Gartner predicts that by 2022, 70% of customer interactions will involve emerging technologies such as machine learning (ML) applications, chatbots and mobile messaging, and 85% of customer service interactions will start with self-service. In the future, interactions will actually be bot-to-bot as individuals start to ask their own bots to undertake tasks.
Similarly, while customer resources like FAQs and video tutorials are well established – companies will need to offer more to appeal to the demands and expectations of a digitally sophisticated customer base. This is where companies can make better use of IoT, mobile applications and social networks to keep track of and respond to customer activity – such as placing an order or checking an order’s status.
Known as Event-Driven Architecture (EDA), this ability to capture events as they happen will help a company to understand what its customers are doing – and respond fast, if appropriate. By including IoT in the mix, any customer interaction via a connected device can be captured.
Self-service is also at the heart of successful, trusted business relationships. Business-to-business (B2B) relationships have depended on data sharing for years. Retailers, for example, provide suppliers with just-in-time orders; while suppliers share up-to-date information regarding order status, pricing and delivery updates. Digital technologies, including IoT and the cloud, mean that multiple business operations can be tightly embedded within a single ecosystem, delivering the ultimate self-service business experience.
The combination of low-power, wide-area networks (LPWA) and integrated SIM (iSIM) is also providing companies with immediate information about the location of every item in the supply chain – on a global scale. Low-power networks, such as Narrowband-IoT (NB-IoT), which provide low-cost communications and high signal penetration underground and in buildings, don’t carry a lot of data but are perfect for battery-powered IoT devices that include an iSIM – such as smart labels.

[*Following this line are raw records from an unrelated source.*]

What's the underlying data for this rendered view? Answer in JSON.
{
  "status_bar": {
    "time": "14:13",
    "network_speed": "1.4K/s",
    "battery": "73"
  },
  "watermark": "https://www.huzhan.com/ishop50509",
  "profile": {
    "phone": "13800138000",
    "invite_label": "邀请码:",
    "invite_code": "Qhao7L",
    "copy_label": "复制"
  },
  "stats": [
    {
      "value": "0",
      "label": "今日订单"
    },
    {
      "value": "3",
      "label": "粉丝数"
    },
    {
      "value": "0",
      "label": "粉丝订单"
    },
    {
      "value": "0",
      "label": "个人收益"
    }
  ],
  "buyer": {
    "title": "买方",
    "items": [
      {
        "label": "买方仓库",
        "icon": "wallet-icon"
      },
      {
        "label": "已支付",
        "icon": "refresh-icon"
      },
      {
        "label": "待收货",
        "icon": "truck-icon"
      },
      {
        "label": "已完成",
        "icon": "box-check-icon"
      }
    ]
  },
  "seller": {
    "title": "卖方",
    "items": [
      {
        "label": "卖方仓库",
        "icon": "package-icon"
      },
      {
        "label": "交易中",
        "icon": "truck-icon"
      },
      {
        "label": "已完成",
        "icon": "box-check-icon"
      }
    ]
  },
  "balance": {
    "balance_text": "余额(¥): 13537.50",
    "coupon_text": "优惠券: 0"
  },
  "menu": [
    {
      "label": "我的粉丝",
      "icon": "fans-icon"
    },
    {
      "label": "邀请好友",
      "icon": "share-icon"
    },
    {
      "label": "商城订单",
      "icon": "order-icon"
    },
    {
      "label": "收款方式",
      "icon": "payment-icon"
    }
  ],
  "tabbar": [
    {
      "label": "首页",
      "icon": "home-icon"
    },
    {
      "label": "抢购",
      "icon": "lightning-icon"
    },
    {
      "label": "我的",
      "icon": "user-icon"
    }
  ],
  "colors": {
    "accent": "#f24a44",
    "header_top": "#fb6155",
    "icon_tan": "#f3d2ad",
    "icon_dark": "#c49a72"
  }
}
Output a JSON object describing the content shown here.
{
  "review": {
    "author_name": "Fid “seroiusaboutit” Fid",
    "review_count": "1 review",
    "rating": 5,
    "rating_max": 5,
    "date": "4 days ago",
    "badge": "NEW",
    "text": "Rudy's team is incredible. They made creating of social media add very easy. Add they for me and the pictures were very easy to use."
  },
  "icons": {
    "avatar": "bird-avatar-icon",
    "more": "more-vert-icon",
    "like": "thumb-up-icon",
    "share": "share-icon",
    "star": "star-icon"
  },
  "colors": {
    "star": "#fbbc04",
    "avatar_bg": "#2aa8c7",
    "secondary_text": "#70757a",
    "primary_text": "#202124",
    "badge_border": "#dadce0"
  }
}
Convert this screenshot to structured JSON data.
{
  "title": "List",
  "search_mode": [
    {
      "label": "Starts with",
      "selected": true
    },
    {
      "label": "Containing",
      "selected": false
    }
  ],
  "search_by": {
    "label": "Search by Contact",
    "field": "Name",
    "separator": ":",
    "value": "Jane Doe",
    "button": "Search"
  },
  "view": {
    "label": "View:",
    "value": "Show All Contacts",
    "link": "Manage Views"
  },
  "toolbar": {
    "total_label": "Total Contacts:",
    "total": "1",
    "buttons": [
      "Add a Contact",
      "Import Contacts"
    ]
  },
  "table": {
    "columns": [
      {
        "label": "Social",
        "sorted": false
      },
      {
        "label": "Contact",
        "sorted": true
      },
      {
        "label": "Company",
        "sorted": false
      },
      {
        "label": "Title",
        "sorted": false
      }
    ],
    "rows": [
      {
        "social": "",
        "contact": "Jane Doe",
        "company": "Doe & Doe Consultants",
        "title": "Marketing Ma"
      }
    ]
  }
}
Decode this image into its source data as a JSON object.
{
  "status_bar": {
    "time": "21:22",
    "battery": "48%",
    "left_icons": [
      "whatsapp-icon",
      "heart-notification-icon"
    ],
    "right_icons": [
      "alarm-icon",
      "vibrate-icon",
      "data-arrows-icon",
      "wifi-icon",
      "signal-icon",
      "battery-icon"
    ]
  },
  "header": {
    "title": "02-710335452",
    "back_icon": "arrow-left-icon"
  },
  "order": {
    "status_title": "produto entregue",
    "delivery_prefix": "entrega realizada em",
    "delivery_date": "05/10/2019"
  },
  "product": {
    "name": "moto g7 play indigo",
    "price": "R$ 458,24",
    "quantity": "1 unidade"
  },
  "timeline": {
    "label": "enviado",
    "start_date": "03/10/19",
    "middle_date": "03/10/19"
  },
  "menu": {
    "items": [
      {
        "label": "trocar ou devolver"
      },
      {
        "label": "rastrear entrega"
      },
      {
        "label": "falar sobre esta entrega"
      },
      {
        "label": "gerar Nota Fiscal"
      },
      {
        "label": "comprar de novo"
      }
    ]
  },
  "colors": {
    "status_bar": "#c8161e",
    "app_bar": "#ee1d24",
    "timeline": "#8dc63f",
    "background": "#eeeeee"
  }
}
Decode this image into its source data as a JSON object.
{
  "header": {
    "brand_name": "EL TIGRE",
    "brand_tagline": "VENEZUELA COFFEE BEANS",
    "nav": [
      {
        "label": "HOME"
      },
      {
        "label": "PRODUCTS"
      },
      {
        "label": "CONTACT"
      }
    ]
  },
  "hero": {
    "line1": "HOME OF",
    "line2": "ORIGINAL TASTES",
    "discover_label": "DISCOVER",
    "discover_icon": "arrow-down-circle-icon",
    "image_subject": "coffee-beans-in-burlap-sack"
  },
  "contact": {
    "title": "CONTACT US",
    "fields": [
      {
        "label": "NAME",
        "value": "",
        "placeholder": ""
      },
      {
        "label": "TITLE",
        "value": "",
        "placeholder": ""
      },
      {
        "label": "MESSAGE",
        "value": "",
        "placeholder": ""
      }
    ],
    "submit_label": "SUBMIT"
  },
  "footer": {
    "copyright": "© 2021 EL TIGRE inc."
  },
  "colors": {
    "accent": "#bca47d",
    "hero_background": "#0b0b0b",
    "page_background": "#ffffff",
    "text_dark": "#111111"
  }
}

These low-cost solutions mean products can be tracked and monitored through the supply chain. The data is stored and analysed in the cloud – making it possible for suppliers, customers and business partners – such as logistics companies – to access the latest status.
Different business models will evolve – some will offer self-service access to this data as part of the business relationship, on the basis that the more informed business partners are, the more efficient and productive the entire ecosystem will be. For others, this data will have real value – and a premium will be charged to use it.
With so many employees now working from home, companies can offer self-service access to an array of information – from the latest health and safety guidance to evolving ‘back to the office’ plans, as and when people are ready.
The self-service trend is now firmly embedded within many digital businesses, providing 24x7 services and support for the entire stakeholder community – employees, suppliers, customers and partners.
Want to find out more about using self-service to achieve further benefits in cost savings and efficiency? Check out our guide on creating a low-touch, self-serve customer experience.
Around the globe, our network reaches 184 countries.
We provide the underlying transport network, the virtual overlay, and the platform to prioritise everything.
Gartner names Vodafone as a Leader in its 2020 Magic Quadrant for Network Services, Global.